Carper, Coons, Reed seek to deliver lifesaving LIHEAP utility assistance
Sens. Tom Carper and Chris Coons, both D-Delaware, joined Sen. Jack Reed, D-Rhode Island, and 41 of their Senate colleagues on a letter urging Congressional leaders to boost funding for the Low-Income Home Energy Assistance Program in the next pandemic relief package.
LIHEAP is a federally funded program that helps low-income households with their home energy bills by providing payment and energy crisis assistance. With temperatures dropping, gas and electricity bills mounting and continued high rates of COVID-19, the senators say it is critical to keep people safe, stop the spread of COVID-19 and prevent vulnerable Americans from having their utilities shutoff and accumulating debts they cannot afford to pay.
“The LIHEAP program is well-positioned to quickly respond to, and support the needs of, millions of American households affected by the COVID-19 pandemic who are struggling to heat their homes this winter and cool their homes next summer,” the senators wrote. “State energy officials have reported that they are ready to move additional LIHEAP funds quickly and have identified a need for an additional $10 billion to serve 11 million families, including newly-eligible households.”
LIHEAP has bipartisan support and a proven track record of effectively administering federal funds to qualified households. The senators are urging additional LIHEAP funding be included as part of a comprehensive federal COVID-19 response that protects vulnerable American households across the country.
The letter notes: “Across the nation, utilities are reporting significant increases in the number of families falling behind on their utility bills. The National Energy Assistance Directors’ Association estimates that 15 to 20 percent of residential customers are at least 60 days behind on their electric and natural gas bills.”
“LIHEAP assistance is an indispensable lifeline, helping to ensure that recipients do not have to choose between paying their energy bills and affording other necessities like food and medicine,” wrote the senators. “Yet the annual funding for LIHEAP is only able to provide benefits to approximately one in six eligible households. We appreciate the $900 million included in the Coronavirus Aid, Relief and Economic Security Act for LIHEAP, but those funds are now fully obligated and additional funding is necessary to help the newly unemployed with their growing bills.”

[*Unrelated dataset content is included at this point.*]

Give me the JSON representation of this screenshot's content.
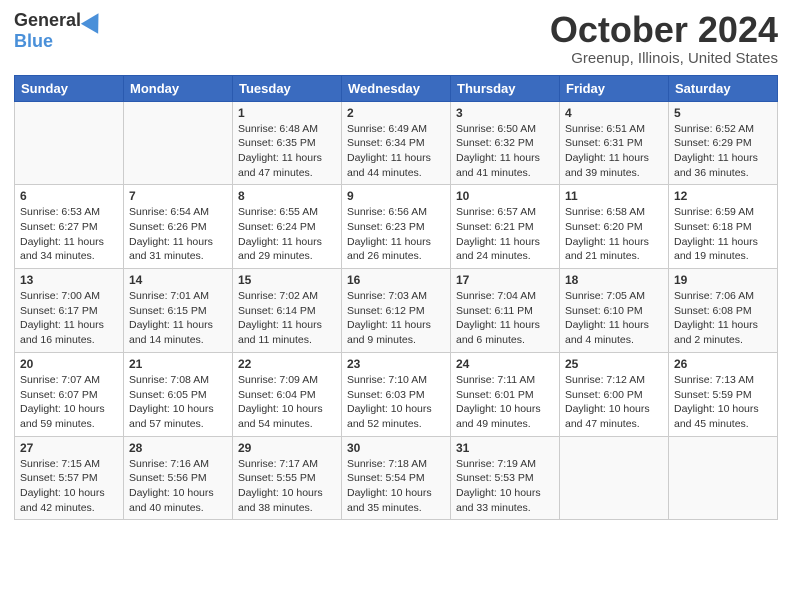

In addition to the $900 million in LIHEAP funds through the CARES Act, Congress also worked together on a bipartisan basis to provide $3.7 billion for LIHEAP in 2020.
The full text of the letter is available at bit.ly/3avGdCK.